Exercise directions: Please retype, character for character, the portion of the entries below that runs from the line containing "Read all visible" to the last line.
*** Dataset content Section Begins ***
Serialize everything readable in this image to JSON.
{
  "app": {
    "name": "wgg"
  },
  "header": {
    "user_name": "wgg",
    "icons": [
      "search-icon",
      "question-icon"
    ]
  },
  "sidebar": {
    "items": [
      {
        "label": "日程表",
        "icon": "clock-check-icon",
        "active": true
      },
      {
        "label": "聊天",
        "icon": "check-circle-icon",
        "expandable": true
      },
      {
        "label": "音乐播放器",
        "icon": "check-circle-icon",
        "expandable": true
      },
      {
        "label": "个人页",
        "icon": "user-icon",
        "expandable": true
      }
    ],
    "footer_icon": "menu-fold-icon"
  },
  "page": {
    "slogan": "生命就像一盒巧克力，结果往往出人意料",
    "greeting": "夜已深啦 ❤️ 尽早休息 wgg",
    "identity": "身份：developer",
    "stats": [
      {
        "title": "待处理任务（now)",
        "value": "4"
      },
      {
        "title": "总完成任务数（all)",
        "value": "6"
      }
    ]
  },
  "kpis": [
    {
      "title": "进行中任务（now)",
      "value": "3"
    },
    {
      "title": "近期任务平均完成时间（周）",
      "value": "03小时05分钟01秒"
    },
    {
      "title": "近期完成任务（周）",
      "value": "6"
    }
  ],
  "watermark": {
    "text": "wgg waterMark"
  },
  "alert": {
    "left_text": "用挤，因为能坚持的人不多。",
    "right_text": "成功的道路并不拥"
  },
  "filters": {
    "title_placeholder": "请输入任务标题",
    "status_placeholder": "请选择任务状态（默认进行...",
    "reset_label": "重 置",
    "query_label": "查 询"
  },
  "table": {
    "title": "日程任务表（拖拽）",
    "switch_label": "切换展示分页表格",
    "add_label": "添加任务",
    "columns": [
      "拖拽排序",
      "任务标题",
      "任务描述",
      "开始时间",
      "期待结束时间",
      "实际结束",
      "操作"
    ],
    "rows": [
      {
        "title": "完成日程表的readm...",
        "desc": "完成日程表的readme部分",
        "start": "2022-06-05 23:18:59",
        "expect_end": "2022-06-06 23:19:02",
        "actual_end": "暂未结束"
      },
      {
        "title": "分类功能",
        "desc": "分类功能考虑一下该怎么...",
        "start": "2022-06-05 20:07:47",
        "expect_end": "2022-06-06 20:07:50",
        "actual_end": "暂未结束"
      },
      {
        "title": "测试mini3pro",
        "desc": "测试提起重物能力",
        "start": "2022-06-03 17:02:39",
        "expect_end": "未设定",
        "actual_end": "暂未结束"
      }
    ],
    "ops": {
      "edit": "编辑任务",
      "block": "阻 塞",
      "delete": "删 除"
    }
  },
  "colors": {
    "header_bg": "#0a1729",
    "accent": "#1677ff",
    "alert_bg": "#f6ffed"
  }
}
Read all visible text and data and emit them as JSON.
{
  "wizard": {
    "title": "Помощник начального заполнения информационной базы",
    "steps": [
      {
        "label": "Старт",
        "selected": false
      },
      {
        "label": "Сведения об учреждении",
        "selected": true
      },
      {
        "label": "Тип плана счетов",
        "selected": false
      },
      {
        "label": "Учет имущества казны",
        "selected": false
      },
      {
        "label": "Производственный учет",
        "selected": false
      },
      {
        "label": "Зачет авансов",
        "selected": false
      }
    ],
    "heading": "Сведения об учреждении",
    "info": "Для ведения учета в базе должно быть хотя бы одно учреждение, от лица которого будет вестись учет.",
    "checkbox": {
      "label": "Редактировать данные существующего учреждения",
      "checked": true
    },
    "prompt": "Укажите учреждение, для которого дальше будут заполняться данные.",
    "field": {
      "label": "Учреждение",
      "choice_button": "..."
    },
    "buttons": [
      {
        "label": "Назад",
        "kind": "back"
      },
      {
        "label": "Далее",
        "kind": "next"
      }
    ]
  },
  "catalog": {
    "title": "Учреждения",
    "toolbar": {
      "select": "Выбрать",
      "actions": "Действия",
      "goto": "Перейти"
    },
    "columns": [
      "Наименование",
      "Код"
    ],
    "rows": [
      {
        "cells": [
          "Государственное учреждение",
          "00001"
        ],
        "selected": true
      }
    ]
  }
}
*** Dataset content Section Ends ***
Solution to the exercise:
Read all visible text and data and emit them as JSON.
{
  "wizard": {
    "title": "Помощник начального заполнения информационной базы",
    "steps": [
      {
        "label": "Старт",
        "selected": false
      },
      {
        "label": "Сведения об учреждении",
        "selected": true
      },
      {
        "label": "Тип плана счетов",
        "selected": false
      },
      {
        "label": "Учет имущества казны",
        "selected": false
      },
      {
        "label": "Производственный учет",
        "selected": false
      },
      {
        "label": "Зачет авансов",
        "selected": false
      }
    ],
    "heading": "Сведения об учреждении",
    "info": "Для ведения учета в базе должно быть хотя бы одно учреждение, от лица которого будет вестись учет.",
    "checkbox": {
      "label": "Редактировать данные существующего учреждения",
      "checked": true
    },
    "prompt": "Укажите учреждение, для которого дальше будут заполняться данные.",
    "field": {
      "label": "Учреждение",
      "choice_button": "..."
    },
    "buttons": [
      {
        "label": "Назад",
        "kind": "back"
      },
      {
        "label": "Далее",
        "kind": "next"
      }
    ]
  },
  "catalog": {
    "title": "Учреждения",
    "toolbar": {
      "select": "Выбрать",
      "actions": "Действия",
      "goto": "Перейти"
    },
    "columns": [
      "Наименование",
      "Код"
    ],
    "rows": [
      {
        "cells": [
          "Государственное учреждение",
          "00001"
        ],
        "selected": true
      }
    ]
  }
}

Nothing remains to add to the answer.